What are some of these design contributions to an organization such as ours?
To organize the complex.
To identify the parts that belong to a whole.
To unify these parts into a system or what we call a language.
To make this language visible.
To give form to an idea.
To define the right means for expression (immediate, gestured, metaphoric, symbolic).
To establish an ambiance in which to engage, connect, understand.
To simplify access and consumption.
To facilitate production.

Design, considered carefully, addresses numerous concerns, such as:

Need (purpose, function, service);
Audience (user, reader, literacy, cultural differences, global relations);
Ergonomics (access, utility, legibility);
Values (point-of-view, past-present-future, humanism, dignity, beauty);
Technology (computers, printing, production);
Business (non-profit, community relations, promotion).

Why are contributions and concerns so important to what we do?

The Humanity Initiative requires a comprehensive design language to help represent the complex set of elements that play a role in our communication: ideas, identity, information, values, attitudes, qualities, actions. We have already begun to characterize this system in our stationery and other items for general purposes, and for our journal,humanity.

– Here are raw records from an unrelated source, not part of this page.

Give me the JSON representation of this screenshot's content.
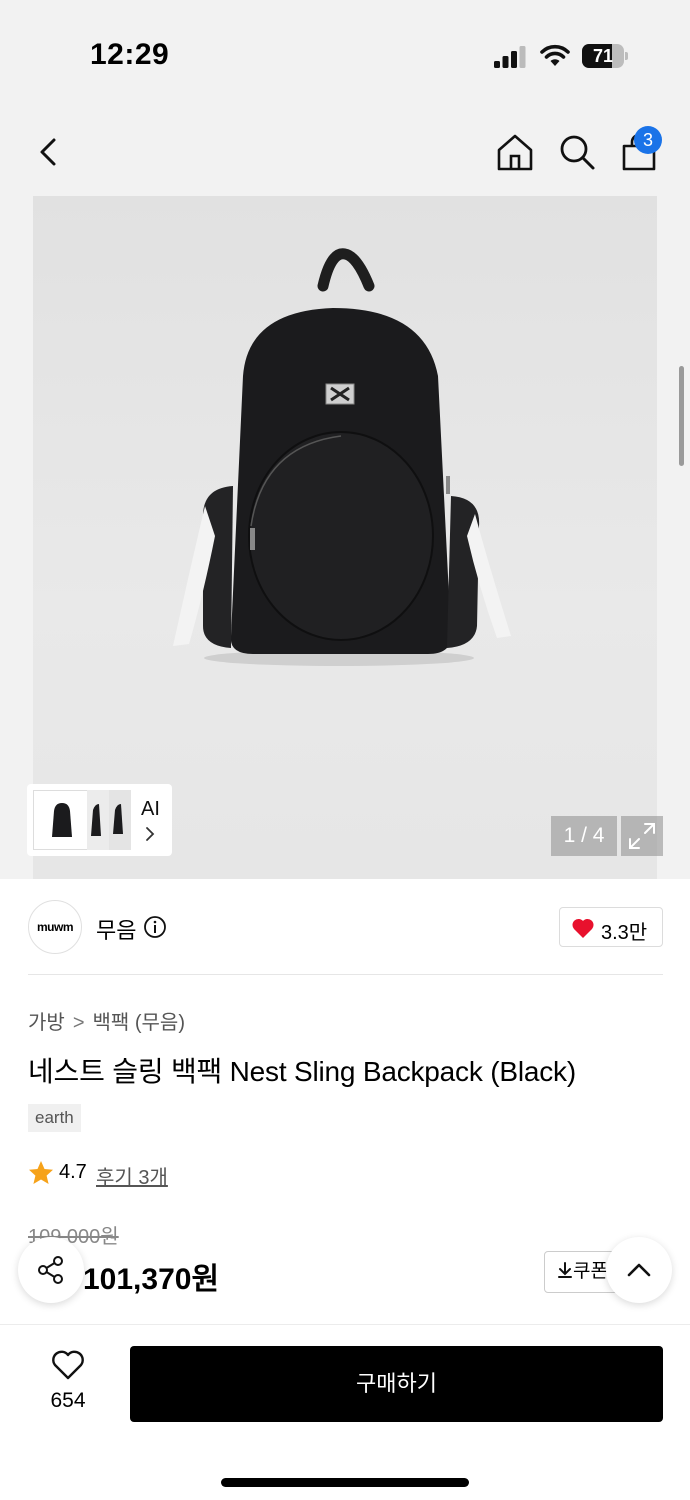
{
  "status_bar": {
    "time": "12:29",
    "battery_percent": "71",
    "battery_level": 0.71
  },
  "header": {
    "cart_count": "3"
  },
  "gallery": {
    "page_counter": "1 / 4",
    "ai_label": "AI"
  },
  "brand": {
    "logo_text": "muwm",
    "name": "무음",
    "like_count": "3.3만"
  },
  "breadcrumb": [
    "가방",
    "백팩 (무음)"
  ],
  "breadcrumb_separator": ">",
  "product": {
    "title": "네스트 슬링 백팩 Nest Sling Backpack (Black)",
    "tag": "earth",
    "rating": "4.7",
    "review_link": "후기 3개",
    "original_price": "109,000원",
    "sale_price": "101,370원",
    "coupon_label": "쿠폰 받기"
  },
  "bottom_bar": {
    "wish_count": "654",
    "buy_label": "구매하기"
  },
  "colors": {
    "accent_blue": "#1a73e8",
    "heart_red": "#e8112d",
    "star_orange": "#f6a21a",
    "buy_button": "#000000"
  }
}
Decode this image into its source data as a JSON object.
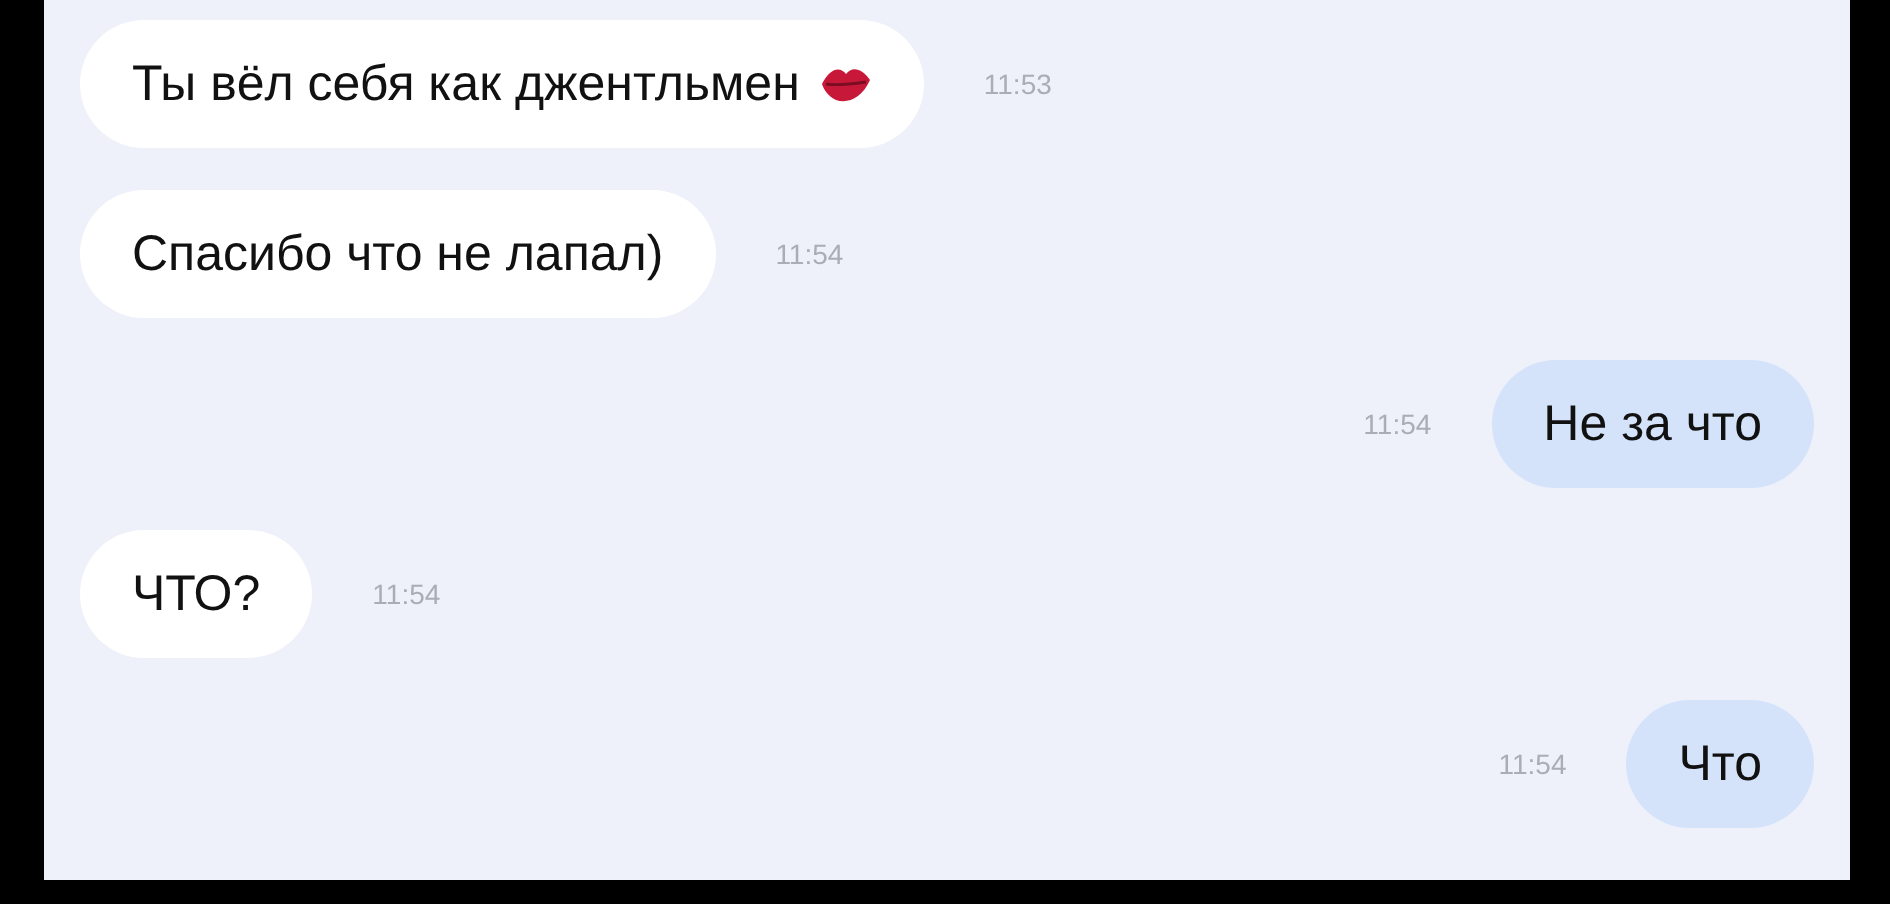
{
  "messages": [
    {
      "kind": "incoming",
      "text": "Ты вёл себя как джентльмен",
      "trailing_icon": true,
      "time": "11:53"
    },
    {
      "kind": "incoming",
      "text": "Спасибо что не лапал)",
      "time": "11:54"
    },
    {
      "kind": "outgoing",
      "text": "Не за что",
      "time": "11:54"
    },
    {
      "kind": "incoming",
      "text": "ЧТО?",
      "time": "11:54"
    },
    {
      "kind": "outgoing",
      "text": "Что",
      "time": "11:54"
    }
  ]
}
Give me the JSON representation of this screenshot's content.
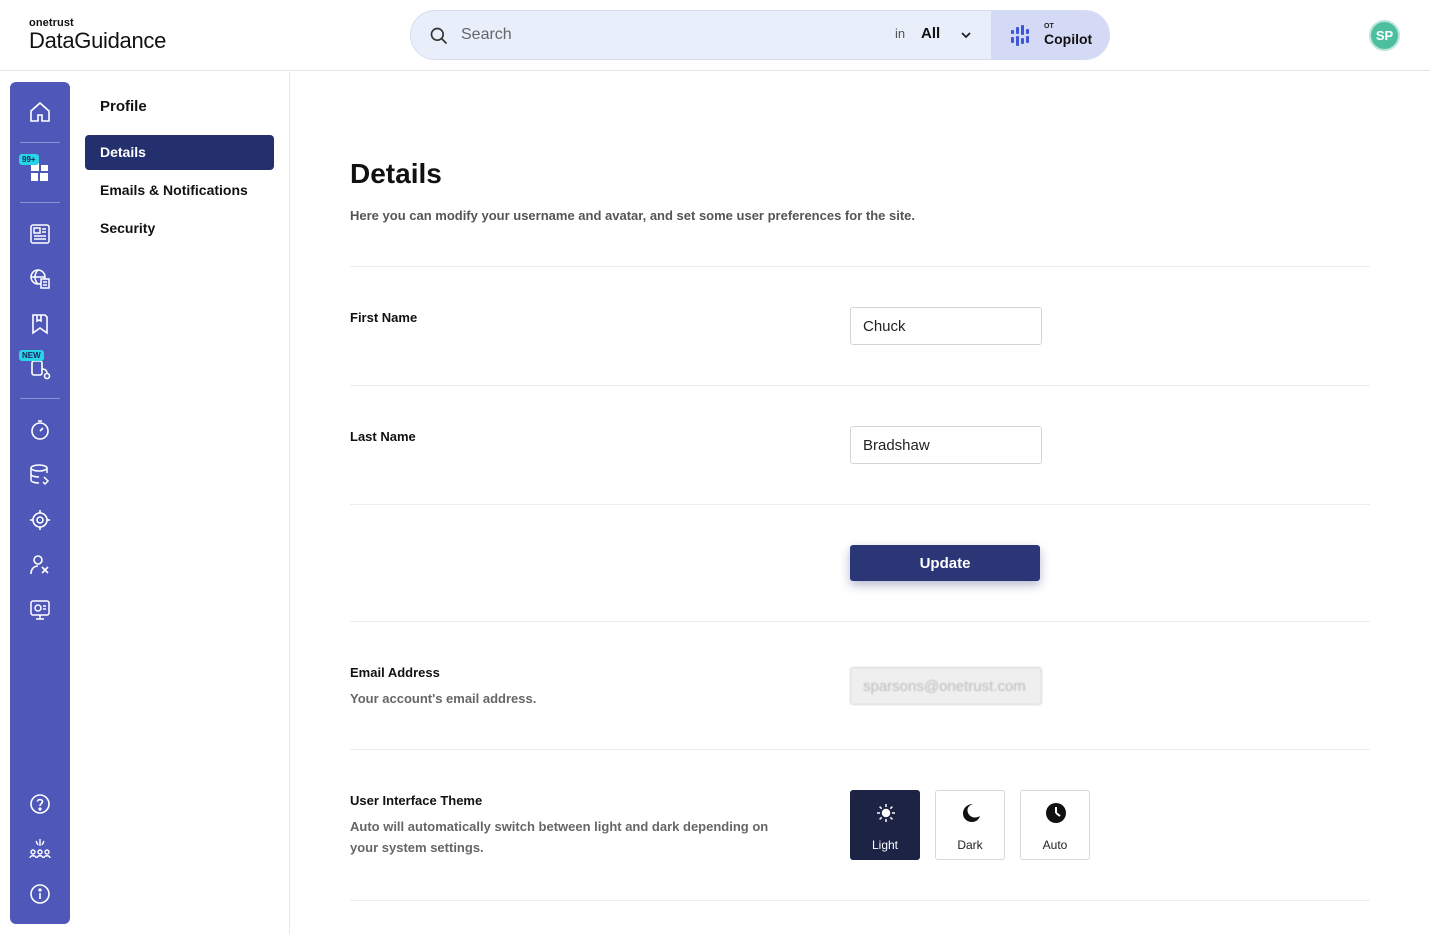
{
  "header": {
    "logo_small": "onetrust",
    "logo_big": "DataGuidance",
    "search_placeholder": "Search",
    "search_scope_prefix": "in",
    "search_scope_value": "All",
    "copilot_prefix": "OT",
    "copilot_label": "Copilot",
    "avatar_initials": "SP"
  },
  "rail": {
    "badge_notifications": "99+",
    "badge_new": "NEW"
  },
  "subnav": {
    "title": "Profile",
    "items": [
      {
        "label": "Details"
      },
      {
        "label": "Emails & Notifications"
      },
      {
        "label": "Security"
      }
    ]
  },
  "main": {
    "title": "Details",
    "description": "Here you can modify your username and avatar, and set some user preferences for the site.",
    "first_name_label": "First Name",
    "first_name_value": "Chuck",
    "last_name_label": "Last Name",
    "last_name_value": "Bradshaw",
    "update_label": "Update",
    "email_label": "Email Address",
    "email_help": "Your account's email address.",
    "email_value": "sparsons@onetrust.com",
    "theme_label": "User Interface Theme",
    "theme_help": "Auto will automatically switch between light and dark depending on your system settings.",
    "themes": [
      {
        "label": "Light",
        "icon": "sun-icon"
      },
      {
        "label": "Dark",
        "icon": "moon-icon"
      },
      {
        "label": "Auto",
        "icon": "clock-icon"
      }
    ],
    "selected_theme": "Light"
  },
  "colors": {
    "rail": "#4f58b8",
    "accent": "#24306e",
    "avatar": "#4dbf9e"
  }
}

Further development of this language continues as we apply this to all means we communicate with (e.g. the website, the folklore series, newsletters). Moreover, being itself an expression of humanity, we consider this language a living system that at once provides consistent identity to link the Foundation (with stability and dignity), yet is dynamic enough to change with the times and specific needs.

THI is not about mere facts and statistical data, for which a simple language is sufficient. The material we offer concerns a great deal of heart and soul, and intends to exchange, provoke, deepen and enlighten. For THI to stimulate the poetry that is so important to the human spirit, design and editorial architecture must engage as equal partners. Only then can our journal, website or any other mediating form foster a dynamic union of conversing creators, including all those who participate in this process.

Therefore, as with poetry and art, what our material requires from those who participate is a thoughtful and contemplative engagement with what is presented. This often means to exact from the reader/viewer/participant a willingness to take time – not only to interact and interpret, but also to return to consider it further. Consequently The Humanity Initiative intends to pay similar attention to both its design language, considering it more than a mere technical problem, and its rather true sense of artistic endeavor.

Good design requires sensitivity toward all aspects of human interaction with objects and information. Just as a single part has no meaning in isolation, a single means has limited capacity to invigorate human intelligence.

Design aids our movements, our actions and interactions with things. For The Humanity Initiative, design, as the essential bridge to the soul, has the capacity to energize or quiet, speed up or slow down our movements and actions – and yet to bring all of these motions together in some uninterrupted rhythmic harmony, like a flowing stream. All the individual parts, visible but perhaps unnoticed, brought into relation by careful design operate to help serve their cooperative essence. Throughout its means to communicate, THI is in search of establishing that same sense of wholeness in which all the parts can dance with our human spirit.

If done with proper care and attention, design becomes an instrument for awakening. Its very means can bring into question our habitual human tendencies (a quickness to judge, the guarding of viewpoint, attachment to convenience, habit and convention). It can challenge us to keep an open mind and not limit perception. Just as we know that difference helps to broaden vision, and contrast serves to enrich perception, so will design serve to stimulate our minds and broaden our awareness. Design at its best enables us to open our senses so we can tune into the invisible and find ourselves moved toward a place of more inspired understanding.